But three days later with the massacre of 72 young Bosnians in Tuzla, then the one of Srebrenica in July, the public opinion definitively considers the Serbians as the sole responsible of all the disasters of the war. Controversy on the film will raise with the insulting article of Alain Finkielkraut in French newspaper Le Monde where he claims Emir Kusturica serves the pro-Serbian cause of Milošević. Is it necessary to recall that Alain Finkielkraut hadn't seen the film ? This polemic will be followed by a lot of articles in the press where the pro-Kusturica and anti-Kusturica French “intellectuals” will fight, each one using mostly the same arguments. Nobody criticises the baroque, epic and tragi-comic aspect of the film, and we end in considering insignificant details, forgetting to consider the film with the necessary distance. The film will be be a success in the theatres, and the whole affair will strongly affect the director to the point he claims he wants to stop making movies… He turns then toward music for a few years with his group the No Smoking Orchestra.

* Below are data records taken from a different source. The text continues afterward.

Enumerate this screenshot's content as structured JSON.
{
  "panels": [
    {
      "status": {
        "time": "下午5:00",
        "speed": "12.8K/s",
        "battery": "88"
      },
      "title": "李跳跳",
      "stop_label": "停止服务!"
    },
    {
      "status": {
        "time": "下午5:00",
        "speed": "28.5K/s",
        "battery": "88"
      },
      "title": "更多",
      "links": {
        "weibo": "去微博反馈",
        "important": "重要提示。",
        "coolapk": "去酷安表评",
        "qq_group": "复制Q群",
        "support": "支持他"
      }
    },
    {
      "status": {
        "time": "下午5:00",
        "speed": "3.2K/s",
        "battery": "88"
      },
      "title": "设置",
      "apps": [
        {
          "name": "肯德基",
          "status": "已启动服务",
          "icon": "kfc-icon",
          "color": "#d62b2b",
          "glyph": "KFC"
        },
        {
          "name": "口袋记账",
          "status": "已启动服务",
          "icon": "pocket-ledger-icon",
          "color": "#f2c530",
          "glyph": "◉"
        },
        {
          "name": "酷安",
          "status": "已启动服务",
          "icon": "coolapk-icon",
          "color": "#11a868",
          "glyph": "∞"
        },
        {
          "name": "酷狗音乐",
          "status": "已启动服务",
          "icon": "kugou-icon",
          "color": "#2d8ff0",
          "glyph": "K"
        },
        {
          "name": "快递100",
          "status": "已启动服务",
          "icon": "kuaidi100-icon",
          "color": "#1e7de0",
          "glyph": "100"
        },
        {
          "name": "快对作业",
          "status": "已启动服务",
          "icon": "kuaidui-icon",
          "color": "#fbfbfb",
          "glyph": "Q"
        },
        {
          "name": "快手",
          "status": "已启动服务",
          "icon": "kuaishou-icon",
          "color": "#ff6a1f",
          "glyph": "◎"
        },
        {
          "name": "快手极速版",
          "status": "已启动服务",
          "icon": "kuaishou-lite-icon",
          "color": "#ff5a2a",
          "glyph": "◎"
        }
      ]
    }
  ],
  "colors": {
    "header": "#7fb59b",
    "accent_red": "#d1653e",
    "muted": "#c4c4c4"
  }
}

Today, with a 10 years distance on these events, we can only but applause the vision of the film. It is more evident than ever that the film takes place higher than the tragedies, and that the main message is a denunciation of any form of propaganda : whether the one of the Tito utopist communist apparatus or the one of the western media that do not know the “ground” complexity.
Born during the filming of Arizona Dream, when Emir Kusturica was living in the USA, the idea of the film imposes itself naturally. War was just begun and he feels the urgent need to tell the story of his country that is being torn apart under the passive western cameras. Emir Kusturica contacts Dušan Kovačević, famous Serbian drama writer and they start together reworking one of his plays The spring in January. More than 3000 pages and 15 versions of the script later, filming begins in Belgrade and in Prague. Thanks to his huge cinematographic culture, Emir Kusturica puts all his obsessions in it : he always searches to pay homage to the old geniuses of the cinema with impressive homages sequences that follow each other, as well as keeping his own sensibility in telling stories and destinies of characters ; complex destinies since the central trio of the film always shows exaggerated feelings one for another… each one being sensible when we expect him to be rude, or vice-versa. Living of love and hate, they symbolise the ambiguous relationships between the people of ex-Yugoslavia.
The bet was crazy but the result is incredible : the visual pleasure explodes in every image, while telling a strong story. Music is also gorgeous : Goran Bregović has a unique talent to arrange, orchestrate and take advantage of the Balkanic explosive musics. The gypsy brass bands are always present, to enhance the moments of joys as well as the moments of pain.
Underground is a cult film that will probably mark the story of cinema forever…